Why do French songs add some sort of extra dimension, a sort of sensuality and exoticness which instantly comes across as you listen?
You’re immediately transported to the banks of the Seine the minute you hear an accordion, but when you hear a tune you know with words you don’t, it creates an immediate tension in the listener which is both intriguing and yet comfortable at the same time.
French music in English language movies is used to create mood and instantly delivers it without us noticing that we have been moved to feel something. ‘Les Yeux Overts’ from the movie French Kiss, for instance, is immediately recognizable as Dream a Little Dream. But the lush orchestration enhanced by a tinkling piano and a lead singer with just a hint of suggestion in her voice immediately gives you a sense of loss and hope at the same time.
I believe these songs work so well because we might not know exactly what they mean. We have to take the feelings they evoke and then work out for ourselves how to interpret them. Somehow, we immediately get it, even if we don’t understand the nuances.
Edith Piaf’s siren song ‘Non, Je ne regrette rien’ is possibly overused, but nevertheless, it is a call to arms for all strong women. It creates a sense of unity and of solidarity, even in Madagascar 3!
‘Parlez-moi d’Amour’ creates iconic moments between Rick and Ilsa during lovelorn Casablanca. It is hard to imagine the film ending any other way than it does, no spoilers here, you have to see it if you haven’t already. But though you know she’s singing about love, you get immediately that someone’s heading for a heartbreak.
‘Sous le Ciel de Paris’ in its original version even had the accordion accompaniment just in case you didn’t get the point that what’s happening is right there in Paris. And it is important, at least to the two concerned.
Perhaps you don’t immediately recognize ‘Les moulins de mon cœur’ but if you have seen either of the Thomas Crown Affair movies you have heard it – just in its English incarnation. Noel Harrison sung it in the original and Sting covered it in the remake. It is the ‘Windmills of Your Mind’ by Michel Legrand.

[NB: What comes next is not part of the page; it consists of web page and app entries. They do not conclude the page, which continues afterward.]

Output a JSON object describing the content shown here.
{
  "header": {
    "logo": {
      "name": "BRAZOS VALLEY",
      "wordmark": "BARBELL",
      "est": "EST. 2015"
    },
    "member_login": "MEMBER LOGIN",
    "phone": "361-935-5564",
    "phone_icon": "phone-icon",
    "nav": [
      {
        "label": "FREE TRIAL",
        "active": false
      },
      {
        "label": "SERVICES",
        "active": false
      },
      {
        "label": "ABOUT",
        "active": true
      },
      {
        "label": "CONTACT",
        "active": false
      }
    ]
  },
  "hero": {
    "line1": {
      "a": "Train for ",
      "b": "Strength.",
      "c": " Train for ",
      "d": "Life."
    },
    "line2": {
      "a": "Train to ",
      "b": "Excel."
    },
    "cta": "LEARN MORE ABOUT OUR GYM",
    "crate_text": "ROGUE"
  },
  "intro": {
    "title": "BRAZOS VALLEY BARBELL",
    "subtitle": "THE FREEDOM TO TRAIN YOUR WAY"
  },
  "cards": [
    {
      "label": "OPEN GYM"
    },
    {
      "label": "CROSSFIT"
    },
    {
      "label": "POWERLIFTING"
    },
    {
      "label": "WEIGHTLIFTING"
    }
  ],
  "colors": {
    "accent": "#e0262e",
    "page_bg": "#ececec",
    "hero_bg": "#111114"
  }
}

What is remarkable is that we all recognize the top-level feeling evoked by the music. Take the movie Something’s Gotta Give. French music is used throughout to convey loss, hope, romance and heartbreak throughout the film and just in case you didn’t get the message, the film moves to Paris for the final denouement.
On a final note, occasionally we like to make the sentiment obvious. Think Frank Sinatra for a moment. There’s a good chance that My Way popped into your head. You guessed it, it started life in French. ‘Comme d’habitude’ is the name of the song and no, it doesn’t quite have the same cachet.